## Aim of the exercise:
Take from the records below each line that holds "Requests".

Start of Records provided

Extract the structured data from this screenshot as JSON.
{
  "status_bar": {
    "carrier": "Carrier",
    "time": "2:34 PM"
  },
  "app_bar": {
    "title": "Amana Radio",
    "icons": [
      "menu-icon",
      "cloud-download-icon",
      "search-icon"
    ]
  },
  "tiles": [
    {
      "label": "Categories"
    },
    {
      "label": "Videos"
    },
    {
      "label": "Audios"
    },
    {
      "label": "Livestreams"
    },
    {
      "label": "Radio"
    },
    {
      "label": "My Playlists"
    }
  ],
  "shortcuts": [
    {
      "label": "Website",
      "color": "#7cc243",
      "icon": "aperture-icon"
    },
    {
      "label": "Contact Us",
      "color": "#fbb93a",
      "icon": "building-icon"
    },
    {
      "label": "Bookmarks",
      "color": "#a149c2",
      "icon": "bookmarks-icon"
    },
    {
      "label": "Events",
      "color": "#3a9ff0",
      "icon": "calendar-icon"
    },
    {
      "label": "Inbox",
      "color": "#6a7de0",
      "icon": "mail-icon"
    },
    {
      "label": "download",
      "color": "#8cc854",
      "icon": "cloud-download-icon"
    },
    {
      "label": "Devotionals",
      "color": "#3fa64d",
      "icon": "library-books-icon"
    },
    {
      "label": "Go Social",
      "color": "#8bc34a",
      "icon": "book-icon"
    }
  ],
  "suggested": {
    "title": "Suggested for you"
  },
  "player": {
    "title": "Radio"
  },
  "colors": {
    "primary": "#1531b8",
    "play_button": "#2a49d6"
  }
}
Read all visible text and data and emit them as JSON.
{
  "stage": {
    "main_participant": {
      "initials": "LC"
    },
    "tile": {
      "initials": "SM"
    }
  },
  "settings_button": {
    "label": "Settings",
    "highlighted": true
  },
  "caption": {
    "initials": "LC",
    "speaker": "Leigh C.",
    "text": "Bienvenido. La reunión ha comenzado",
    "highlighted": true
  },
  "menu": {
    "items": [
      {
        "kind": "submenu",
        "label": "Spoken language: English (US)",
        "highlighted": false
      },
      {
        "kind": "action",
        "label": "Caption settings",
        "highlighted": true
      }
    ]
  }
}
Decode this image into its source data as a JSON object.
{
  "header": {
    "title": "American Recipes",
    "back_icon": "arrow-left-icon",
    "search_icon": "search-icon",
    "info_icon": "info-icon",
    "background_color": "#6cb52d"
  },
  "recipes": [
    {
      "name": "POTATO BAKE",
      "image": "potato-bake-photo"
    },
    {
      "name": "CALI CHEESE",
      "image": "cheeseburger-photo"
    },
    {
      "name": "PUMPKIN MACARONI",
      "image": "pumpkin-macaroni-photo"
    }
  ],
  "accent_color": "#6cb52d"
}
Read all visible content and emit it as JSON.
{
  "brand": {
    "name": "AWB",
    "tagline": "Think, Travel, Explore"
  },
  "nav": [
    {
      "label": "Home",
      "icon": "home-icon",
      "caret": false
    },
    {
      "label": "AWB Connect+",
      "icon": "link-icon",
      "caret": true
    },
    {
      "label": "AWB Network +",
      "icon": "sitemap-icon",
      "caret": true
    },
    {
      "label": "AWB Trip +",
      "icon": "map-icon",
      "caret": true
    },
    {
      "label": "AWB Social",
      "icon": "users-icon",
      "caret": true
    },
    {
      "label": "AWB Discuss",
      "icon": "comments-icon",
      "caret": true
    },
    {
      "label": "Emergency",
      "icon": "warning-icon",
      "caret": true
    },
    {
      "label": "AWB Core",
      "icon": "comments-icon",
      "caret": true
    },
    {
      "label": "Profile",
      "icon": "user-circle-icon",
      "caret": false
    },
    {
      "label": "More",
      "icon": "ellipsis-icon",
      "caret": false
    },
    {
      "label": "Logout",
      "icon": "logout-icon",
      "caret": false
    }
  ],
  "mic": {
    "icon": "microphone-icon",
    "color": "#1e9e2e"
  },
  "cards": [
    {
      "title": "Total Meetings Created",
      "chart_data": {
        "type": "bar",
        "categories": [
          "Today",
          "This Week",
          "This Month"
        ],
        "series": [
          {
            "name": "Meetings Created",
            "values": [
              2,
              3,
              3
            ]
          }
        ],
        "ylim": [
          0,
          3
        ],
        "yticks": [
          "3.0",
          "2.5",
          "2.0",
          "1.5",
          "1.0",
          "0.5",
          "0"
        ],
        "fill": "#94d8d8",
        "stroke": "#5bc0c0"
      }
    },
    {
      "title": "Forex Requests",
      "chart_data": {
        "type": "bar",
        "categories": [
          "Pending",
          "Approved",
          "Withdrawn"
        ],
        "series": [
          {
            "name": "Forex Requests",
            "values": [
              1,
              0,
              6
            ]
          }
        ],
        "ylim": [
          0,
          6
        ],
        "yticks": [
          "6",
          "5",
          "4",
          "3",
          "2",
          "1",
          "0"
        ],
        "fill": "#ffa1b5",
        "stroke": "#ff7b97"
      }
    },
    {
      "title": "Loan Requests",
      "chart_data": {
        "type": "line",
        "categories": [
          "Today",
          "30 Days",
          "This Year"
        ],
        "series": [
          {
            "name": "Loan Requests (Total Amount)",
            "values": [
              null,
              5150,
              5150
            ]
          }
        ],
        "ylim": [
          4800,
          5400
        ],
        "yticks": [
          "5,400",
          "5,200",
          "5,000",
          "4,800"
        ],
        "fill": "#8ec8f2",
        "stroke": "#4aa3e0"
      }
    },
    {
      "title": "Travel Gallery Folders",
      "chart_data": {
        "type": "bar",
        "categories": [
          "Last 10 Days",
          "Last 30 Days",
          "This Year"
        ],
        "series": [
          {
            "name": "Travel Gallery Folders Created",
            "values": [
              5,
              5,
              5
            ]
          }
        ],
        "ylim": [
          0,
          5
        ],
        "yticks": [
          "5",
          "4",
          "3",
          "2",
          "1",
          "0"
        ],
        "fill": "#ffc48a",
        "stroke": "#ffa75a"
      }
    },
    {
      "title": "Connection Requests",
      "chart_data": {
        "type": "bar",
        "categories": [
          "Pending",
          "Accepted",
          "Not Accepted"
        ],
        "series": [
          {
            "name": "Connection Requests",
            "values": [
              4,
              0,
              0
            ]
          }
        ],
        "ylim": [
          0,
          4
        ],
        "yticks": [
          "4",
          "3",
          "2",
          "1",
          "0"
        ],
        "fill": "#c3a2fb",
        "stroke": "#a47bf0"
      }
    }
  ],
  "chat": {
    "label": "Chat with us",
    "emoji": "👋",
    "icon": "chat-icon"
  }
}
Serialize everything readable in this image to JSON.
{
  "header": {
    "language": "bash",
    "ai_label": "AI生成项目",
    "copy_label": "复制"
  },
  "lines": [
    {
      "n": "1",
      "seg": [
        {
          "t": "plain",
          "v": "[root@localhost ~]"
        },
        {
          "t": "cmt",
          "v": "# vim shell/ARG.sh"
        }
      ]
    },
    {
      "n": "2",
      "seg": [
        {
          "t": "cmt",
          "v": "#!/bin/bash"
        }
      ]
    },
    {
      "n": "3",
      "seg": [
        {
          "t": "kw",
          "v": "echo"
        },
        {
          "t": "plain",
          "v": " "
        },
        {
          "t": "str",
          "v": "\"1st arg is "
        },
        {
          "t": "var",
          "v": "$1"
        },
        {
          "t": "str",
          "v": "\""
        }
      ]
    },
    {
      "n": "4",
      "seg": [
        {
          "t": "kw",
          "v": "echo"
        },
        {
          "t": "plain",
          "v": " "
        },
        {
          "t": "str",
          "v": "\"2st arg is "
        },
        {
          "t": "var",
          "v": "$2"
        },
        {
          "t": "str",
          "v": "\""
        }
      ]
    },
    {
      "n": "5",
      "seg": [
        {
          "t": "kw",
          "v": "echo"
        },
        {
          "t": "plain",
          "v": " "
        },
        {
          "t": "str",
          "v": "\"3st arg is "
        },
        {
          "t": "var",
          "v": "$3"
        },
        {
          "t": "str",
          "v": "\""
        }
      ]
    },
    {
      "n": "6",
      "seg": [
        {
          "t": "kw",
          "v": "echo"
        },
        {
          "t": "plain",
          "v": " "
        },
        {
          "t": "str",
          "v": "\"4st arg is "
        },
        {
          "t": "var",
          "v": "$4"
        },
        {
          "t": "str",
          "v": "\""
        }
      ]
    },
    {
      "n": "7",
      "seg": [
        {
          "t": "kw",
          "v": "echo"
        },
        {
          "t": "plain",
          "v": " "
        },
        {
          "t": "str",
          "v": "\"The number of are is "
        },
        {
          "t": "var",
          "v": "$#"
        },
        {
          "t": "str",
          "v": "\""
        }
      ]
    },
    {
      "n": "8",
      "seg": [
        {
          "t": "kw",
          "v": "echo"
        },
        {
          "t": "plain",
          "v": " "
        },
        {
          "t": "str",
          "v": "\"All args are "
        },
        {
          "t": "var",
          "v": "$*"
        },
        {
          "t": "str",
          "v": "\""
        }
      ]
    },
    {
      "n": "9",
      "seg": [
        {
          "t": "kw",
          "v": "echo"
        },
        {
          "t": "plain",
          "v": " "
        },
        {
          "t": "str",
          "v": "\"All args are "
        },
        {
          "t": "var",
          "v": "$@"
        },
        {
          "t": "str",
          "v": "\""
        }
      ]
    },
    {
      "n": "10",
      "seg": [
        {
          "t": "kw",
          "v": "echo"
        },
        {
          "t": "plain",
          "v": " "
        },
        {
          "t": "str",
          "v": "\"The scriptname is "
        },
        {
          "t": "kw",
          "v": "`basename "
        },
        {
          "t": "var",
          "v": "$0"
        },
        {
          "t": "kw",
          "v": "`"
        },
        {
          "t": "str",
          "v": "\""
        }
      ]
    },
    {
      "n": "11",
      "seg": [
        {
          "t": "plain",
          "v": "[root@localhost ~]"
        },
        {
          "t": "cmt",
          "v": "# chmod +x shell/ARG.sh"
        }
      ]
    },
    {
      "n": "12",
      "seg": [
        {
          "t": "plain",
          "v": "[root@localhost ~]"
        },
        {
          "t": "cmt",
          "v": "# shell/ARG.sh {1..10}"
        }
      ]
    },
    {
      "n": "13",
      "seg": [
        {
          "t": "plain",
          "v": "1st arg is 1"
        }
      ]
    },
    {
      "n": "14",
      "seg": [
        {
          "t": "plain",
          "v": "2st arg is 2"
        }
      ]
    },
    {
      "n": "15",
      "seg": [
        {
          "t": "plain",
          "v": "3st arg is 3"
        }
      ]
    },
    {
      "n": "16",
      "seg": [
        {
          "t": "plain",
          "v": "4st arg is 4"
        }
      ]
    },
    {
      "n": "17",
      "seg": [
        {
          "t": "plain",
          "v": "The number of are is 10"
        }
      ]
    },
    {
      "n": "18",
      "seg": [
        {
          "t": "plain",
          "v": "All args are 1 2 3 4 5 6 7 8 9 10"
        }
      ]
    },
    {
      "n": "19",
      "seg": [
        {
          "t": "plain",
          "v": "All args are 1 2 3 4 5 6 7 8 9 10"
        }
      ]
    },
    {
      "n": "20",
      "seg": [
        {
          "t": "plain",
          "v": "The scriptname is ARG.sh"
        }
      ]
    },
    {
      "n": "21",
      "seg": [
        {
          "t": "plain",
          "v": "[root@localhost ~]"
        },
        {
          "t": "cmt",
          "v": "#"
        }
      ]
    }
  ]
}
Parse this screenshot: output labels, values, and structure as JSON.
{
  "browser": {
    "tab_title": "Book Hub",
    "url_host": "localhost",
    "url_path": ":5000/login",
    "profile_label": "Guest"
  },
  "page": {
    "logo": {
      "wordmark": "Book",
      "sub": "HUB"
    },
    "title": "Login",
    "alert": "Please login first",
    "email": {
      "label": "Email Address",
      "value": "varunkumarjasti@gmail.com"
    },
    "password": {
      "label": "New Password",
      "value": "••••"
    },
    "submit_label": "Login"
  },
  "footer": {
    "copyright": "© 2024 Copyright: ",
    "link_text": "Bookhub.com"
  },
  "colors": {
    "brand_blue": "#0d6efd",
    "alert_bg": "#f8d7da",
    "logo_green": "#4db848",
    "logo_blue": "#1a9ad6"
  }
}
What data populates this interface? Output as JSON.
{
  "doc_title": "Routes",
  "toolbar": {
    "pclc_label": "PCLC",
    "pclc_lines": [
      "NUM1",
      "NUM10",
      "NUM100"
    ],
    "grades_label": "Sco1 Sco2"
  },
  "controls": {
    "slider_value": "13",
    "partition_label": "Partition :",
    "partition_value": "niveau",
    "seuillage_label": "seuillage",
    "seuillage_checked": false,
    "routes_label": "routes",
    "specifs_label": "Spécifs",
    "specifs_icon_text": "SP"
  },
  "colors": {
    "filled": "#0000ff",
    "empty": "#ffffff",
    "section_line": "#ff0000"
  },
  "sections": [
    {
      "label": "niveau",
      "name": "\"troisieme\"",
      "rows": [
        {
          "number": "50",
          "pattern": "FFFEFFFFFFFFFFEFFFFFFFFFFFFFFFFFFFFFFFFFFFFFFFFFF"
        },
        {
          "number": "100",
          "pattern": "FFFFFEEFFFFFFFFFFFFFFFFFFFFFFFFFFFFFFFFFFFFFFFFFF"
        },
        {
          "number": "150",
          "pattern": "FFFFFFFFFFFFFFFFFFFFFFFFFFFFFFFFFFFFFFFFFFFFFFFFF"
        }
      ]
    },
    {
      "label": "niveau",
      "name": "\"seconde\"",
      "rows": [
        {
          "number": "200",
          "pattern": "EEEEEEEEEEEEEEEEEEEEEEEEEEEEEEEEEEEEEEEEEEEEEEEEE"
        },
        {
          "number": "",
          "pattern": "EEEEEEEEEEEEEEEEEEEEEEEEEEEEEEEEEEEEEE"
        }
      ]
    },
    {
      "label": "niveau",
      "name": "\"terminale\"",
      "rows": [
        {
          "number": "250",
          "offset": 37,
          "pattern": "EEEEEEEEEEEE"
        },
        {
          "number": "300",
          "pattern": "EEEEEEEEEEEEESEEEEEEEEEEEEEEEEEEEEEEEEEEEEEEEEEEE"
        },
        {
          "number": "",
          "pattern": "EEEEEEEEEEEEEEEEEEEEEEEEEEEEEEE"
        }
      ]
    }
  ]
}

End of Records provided

## Answer to this problem:
      "title": "Forex Requests",
            "name": "Forex Requests",
      "title": "Loan Requests",
            "name": "Loan Requests (Total Amount)",
      "title": "Connection Requests",
            "name": "Connection Requests",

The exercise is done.